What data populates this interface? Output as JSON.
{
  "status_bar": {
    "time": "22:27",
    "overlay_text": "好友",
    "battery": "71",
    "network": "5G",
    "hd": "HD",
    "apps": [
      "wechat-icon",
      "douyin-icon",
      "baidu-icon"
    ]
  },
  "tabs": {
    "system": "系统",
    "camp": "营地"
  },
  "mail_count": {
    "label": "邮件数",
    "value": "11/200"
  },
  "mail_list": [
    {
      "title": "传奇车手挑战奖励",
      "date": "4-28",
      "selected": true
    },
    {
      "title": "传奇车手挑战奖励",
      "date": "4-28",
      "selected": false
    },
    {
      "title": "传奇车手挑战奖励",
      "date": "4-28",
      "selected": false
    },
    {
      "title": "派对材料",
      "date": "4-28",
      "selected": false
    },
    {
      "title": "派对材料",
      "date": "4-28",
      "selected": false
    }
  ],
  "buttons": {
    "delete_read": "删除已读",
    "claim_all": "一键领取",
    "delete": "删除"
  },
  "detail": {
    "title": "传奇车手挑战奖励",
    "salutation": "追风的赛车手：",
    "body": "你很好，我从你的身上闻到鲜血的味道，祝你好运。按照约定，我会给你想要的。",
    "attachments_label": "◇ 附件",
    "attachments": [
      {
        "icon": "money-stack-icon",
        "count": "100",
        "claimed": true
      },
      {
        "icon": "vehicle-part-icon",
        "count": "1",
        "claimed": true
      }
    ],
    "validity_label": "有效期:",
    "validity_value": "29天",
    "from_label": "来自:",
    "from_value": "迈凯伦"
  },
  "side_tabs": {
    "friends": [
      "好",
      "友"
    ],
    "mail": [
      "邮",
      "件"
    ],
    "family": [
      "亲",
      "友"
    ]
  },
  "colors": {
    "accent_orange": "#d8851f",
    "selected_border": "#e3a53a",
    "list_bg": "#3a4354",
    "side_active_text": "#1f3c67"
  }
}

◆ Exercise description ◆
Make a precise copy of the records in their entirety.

◆ Response for this exercise ◆
What data populates this interface? Output as JSON.
{
  "status_bar": {
    "time": "22:27",
    "overlay_text": "好友",
    "battery": "71",
    "network": "5G",
    "hd": "HD",
    "apps": [
      "wechat-icon",
      "douyin-icon",
      "baidu-icon"
    ]
  },
  "tabs": {
    "system": "系统",
    "camp": "营地"
  },
  "mail_count": {
    "label": "邮件数",
    "value": "11/200"
  },
  "mail_list": [
    {
      "title": "传奇车手挑战奖励",
      "date": "4-28",
      "selected": true
    },
    {
      "title": "传奇车手挑战奖励",
      "date": "4-28",
      "selected": false
    },
    {
      "title": "传奇车手挑战奖励",
      "date": "4-28",
      "selected": false
    },
    {
      "title": "派对材料",
      "date": "4-28",
      "selected": false
    },
    {
      "title": "派对材料",
      "date": "4-28",
      "selected": false
    }
  ],
  "buttons": {
    "delete_read": "删除已读",
    "claim_all": "一键领取",
    "delete": "删除"
  },
  "detail": {
    "title": "传奇车手挑战奖励",
    "salutation": "追风的赛车手：",
    "body": "你很好，我从你的身上闻到鲜血的味道，祝你好运。按照约定，我会给你想要的。",
    "attachments_label": "◇ 附件",
    "attachments": [
      {
        "icon": "money-stack-icon",
        "count": "100",
        "claimed": true
      },
      {
        "icon": "vehicle-part-icon",
        "count": "1",
        "claimed": true
      }
    ],
    "validity_label": "有效期:",
    "validity_value": "29天",
    "from_label": "来自:",
    "from_value": "迈凯伦"
  },
  "side_tabs": {
    "friends": [
      "好",
      "友"
    ],
    "mail": [
      "邮",
      "件"
    ],
    "family": [
      "亲",
      "友"
    ]
  },
  "colors": {
    "accent_orange": "#d8851f",
    "selected_border": "#e3a53a",
    "list_bg": "#3a4354",
    "side_active_text": "#1f3c67"
  }
}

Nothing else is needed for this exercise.